WORK TASK: Filter the records for "people" and keep each line that has it.

(Data entries)
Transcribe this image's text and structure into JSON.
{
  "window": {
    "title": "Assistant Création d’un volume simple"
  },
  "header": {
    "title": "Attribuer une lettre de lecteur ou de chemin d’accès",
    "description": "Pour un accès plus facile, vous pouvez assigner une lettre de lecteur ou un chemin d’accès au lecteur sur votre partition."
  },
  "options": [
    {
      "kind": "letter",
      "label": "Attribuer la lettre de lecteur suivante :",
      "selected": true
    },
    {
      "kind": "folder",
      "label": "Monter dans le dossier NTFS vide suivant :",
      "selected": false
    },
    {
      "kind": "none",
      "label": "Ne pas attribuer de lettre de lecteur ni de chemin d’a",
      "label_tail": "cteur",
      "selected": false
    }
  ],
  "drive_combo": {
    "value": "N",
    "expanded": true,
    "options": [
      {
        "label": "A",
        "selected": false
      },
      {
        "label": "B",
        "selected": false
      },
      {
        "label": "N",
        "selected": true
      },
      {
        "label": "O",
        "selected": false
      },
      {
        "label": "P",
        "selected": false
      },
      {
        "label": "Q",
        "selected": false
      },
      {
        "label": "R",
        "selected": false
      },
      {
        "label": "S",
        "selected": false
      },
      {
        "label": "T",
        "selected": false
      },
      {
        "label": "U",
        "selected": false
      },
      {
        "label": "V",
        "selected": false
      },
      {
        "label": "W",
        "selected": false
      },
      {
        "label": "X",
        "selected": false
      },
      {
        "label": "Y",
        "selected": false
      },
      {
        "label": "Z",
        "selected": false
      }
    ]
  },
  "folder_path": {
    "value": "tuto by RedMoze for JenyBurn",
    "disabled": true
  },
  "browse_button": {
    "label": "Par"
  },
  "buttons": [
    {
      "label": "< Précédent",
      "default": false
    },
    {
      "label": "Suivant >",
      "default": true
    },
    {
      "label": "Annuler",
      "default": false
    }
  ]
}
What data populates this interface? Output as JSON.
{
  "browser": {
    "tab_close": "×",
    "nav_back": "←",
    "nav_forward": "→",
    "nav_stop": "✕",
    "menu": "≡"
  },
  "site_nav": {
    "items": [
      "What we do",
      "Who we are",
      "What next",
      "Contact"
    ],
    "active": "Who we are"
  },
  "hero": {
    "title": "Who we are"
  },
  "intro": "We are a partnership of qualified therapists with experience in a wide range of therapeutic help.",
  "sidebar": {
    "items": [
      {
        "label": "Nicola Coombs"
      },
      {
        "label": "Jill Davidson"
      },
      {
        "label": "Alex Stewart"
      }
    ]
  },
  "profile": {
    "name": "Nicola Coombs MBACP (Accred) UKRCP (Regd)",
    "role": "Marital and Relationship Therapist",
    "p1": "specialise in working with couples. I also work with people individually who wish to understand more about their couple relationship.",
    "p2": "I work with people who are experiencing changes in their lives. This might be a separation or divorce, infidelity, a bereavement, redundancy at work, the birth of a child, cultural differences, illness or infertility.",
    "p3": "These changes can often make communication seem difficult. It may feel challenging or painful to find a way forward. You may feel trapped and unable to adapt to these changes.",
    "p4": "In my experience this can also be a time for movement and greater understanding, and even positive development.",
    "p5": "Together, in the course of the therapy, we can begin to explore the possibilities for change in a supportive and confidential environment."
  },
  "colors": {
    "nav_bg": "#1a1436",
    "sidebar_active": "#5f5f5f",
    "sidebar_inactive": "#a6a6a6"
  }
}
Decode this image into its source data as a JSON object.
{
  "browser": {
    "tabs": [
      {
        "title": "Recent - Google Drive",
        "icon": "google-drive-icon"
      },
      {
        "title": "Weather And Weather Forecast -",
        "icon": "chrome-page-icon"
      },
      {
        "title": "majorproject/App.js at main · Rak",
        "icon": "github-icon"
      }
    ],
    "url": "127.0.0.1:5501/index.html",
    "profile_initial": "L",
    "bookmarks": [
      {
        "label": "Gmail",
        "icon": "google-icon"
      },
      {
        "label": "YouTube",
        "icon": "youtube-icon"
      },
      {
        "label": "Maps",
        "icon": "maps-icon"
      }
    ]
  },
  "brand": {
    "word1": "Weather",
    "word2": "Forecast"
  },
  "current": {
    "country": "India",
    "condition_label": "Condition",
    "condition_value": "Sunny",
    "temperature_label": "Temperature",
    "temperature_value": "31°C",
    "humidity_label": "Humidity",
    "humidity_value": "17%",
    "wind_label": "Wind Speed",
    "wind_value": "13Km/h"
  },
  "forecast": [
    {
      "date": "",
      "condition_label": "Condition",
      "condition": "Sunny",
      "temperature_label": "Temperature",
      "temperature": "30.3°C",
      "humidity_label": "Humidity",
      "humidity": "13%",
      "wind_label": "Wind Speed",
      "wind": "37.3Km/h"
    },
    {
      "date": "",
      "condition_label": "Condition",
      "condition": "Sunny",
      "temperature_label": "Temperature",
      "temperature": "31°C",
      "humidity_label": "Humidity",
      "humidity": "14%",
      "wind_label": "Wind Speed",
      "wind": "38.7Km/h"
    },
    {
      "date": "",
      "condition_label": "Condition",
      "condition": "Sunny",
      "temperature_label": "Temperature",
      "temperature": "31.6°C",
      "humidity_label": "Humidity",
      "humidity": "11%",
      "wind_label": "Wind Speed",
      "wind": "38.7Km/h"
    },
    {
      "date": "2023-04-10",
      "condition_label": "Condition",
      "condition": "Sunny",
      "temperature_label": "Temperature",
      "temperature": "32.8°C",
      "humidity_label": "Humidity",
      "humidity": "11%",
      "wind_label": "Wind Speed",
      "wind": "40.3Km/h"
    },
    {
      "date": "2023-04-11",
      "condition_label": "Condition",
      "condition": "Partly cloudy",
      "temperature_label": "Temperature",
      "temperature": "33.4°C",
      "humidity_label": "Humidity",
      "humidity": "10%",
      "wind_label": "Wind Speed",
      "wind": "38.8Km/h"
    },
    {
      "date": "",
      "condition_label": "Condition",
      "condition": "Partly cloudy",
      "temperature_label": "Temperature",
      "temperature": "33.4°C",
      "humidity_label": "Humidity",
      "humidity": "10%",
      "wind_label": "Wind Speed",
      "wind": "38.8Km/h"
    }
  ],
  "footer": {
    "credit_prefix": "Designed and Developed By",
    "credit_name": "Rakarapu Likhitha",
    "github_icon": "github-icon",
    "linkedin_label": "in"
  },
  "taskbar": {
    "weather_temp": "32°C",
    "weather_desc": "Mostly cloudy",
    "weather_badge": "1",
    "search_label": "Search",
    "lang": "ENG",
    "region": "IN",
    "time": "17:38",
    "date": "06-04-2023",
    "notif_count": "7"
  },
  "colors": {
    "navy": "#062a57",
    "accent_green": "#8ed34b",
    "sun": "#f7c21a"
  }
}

ANSWER FOR THIS EXERCISE:
    "p1": "specialise in working with couples. I also work with people individually who wish to understand more about their couple relationship.",
    "p2": "I work with people who are experiencing changes in their lives. This might be a separation or divorce, infidelity, a bereavement, redundancy at work, the birth of a child, cultural differences, illness or infertility.",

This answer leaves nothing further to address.